The 200th anniversary of “The Star-Spangled Banner” is today, September 14.
Francis Scott Key was inspired to write “The Star-Spangled Banner” during the War of 1812. He wrote the famous poem after witnessing the Battle of Fort McHenry, during which British warships launched more than 1,500 cannonballs at the fort in an attempt to overtake it. Despite their efforts, Fort McHenry remained intact—and, though tattered, the flag flew overhead after the battle.
You can learn all about the poem—and the flag that inspired it—in a free ebook from Patriot Wood.
George Armistead, Fort McHenry’s commander, wanted a flag “so large that the British would have no difficulty seeing it from a distance.” This flag became known as the Great Garrison Flag. Measuring 30 x 42 feet, it was the largest battle flag ever flown at the time. Soldiers within Fort McHenry raised this oversized flag as part of their morning reveille on September 12, 1814.
Later that day, British forces attacked Baltimore. They turned their focus to Fort McHenry on September 13, when roughly 19 British warships began bombarding the fort in an attempt to penetrate the harbor. The steady barrage of cannonballs continued for 25 hours before it became clear that the harbor and fort would remain in American hands.

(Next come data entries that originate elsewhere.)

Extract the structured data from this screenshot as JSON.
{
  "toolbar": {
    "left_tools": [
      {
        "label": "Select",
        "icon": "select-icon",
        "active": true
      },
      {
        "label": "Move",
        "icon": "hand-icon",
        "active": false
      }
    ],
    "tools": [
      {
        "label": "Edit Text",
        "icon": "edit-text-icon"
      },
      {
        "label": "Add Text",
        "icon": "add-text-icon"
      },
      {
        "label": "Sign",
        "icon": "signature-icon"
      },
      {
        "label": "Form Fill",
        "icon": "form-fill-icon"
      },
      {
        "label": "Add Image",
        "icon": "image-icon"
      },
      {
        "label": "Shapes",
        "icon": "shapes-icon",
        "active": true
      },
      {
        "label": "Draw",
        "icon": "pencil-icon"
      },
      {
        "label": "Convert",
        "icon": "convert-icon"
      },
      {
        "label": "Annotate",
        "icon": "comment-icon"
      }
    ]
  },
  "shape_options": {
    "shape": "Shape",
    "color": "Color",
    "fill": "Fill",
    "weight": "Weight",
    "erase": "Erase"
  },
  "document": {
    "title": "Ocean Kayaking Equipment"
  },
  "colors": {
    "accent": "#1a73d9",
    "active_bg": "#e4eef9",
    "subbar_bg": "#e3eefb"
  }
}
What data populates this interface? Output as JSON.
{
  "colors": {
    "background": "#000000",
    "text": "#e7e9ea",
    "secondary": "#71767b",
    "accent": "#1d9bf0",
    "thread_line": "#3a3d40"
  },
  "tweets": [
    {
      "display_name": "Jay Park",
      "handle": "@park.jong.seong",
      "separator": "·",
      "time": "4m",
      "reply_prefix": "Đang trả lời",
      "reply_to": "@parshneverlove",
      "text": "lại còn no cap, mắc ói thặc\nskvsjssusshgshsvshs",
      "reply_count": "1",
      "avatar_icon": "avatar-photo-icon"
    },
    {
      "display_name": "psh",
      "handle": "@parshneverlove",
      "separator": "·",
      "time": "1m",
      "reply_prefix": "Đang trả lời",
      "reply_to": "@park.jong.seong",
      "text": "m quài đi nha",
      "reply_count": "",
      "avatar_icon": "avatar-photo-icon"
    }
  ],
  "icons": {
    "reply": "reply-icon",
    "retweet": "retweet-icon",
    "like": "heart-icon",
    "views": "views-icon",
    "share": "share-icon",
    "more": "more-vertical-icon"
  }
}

At dawn on September 14, the bombardment stopped. The flag was still flying above Fort McHenry: though battered, it was a brilliant symbol of the American’s defense.
Francis Scott Key witnessed the Battle of Fort McHenry from a British truce ship about four miles away. It inspired his poem, “Defense of Fort McHenry”—an early version of the song we now know as “The Star-Spangled Banner.”
Learn more about the Battle of Fort McHenry, Francis Scott Key, The Star-Spangled Banner, and American history with The History of the Star-Spangled Banner—a free ebook from Patriot Wood.